- How to complete this task:
Without including pictures, set down every record exactly as it stands.

Component data from apps and pages
[Start of Attachment]

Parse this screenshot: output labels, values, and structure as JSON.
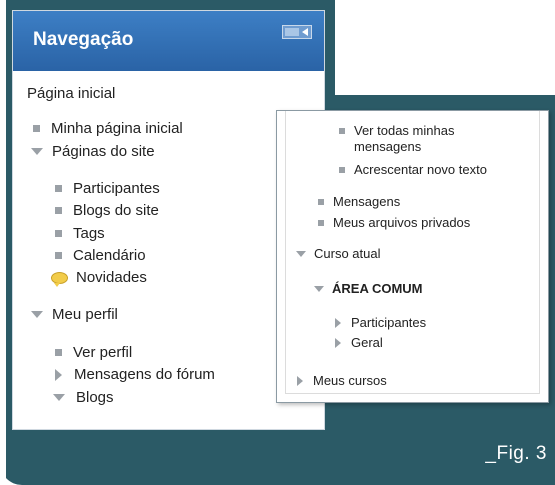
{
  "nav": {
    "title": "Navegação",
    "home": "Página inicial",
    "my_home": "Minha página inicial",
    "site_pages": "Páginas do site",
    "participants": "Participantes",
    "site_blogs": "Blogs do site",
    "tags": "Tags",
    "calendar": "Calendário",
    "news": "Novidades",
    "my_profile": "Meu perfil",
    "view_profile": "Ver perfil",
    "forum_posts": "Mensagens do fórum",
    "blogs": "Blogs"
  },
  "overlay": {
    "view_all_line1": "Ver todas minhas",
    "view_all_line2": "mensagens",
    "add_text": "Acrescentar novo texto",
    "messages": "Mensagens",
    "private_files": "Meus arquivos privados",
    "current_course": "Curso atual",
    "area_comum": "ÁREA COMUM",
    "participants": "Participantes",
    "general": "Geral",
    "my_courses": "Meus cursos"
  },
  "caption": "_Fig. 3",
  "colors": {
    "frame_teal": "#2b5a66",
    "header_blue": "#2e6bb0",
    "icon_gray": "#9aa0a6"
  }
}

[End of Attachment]

- Reply:
Parse this screenshot: output labels, values, and structure as JSON.
{
  "nav": {
    "title": "Navegação",
    "home": "Página inicial",
    "my_home": "Minha página inicial",
    "site_pages": "Páginas do site",
    "participants": "Participantes",
    "site_blogs": "Blogs do site",
    "tags": "Tags",
    "calendar": "Calendário",
    "news": "Novidades",
    "my_profile": "Meu perfil",
    "view_profile": "Ver perfil",
    "forum_posts": "Mensagens do fórum",
    "blogs": "Blogs"
  },
  "overlay": {
    "view_all_line1": "Ver todas minhas",
    "view_all_line2": "mensagens",
    "add_text": "Acrescentar novo texto",
    "messages": "Mensagens",
    "private_files": "Meus arquivos privados",
    "current_course": "Curso atual",
    "area_comum": "ÁREA COMUM",
    "participants": "Participantes",
    "general": "Geral",
    "my_courses": "Meus cursos"
  },
  "caption": "_Fig. 3",
  "colors": {
    "frame_teal": "#2b5a66",
    "header_blue": "#2e6bb0",
    "icon_gray": "#9aa0a6"
  }
}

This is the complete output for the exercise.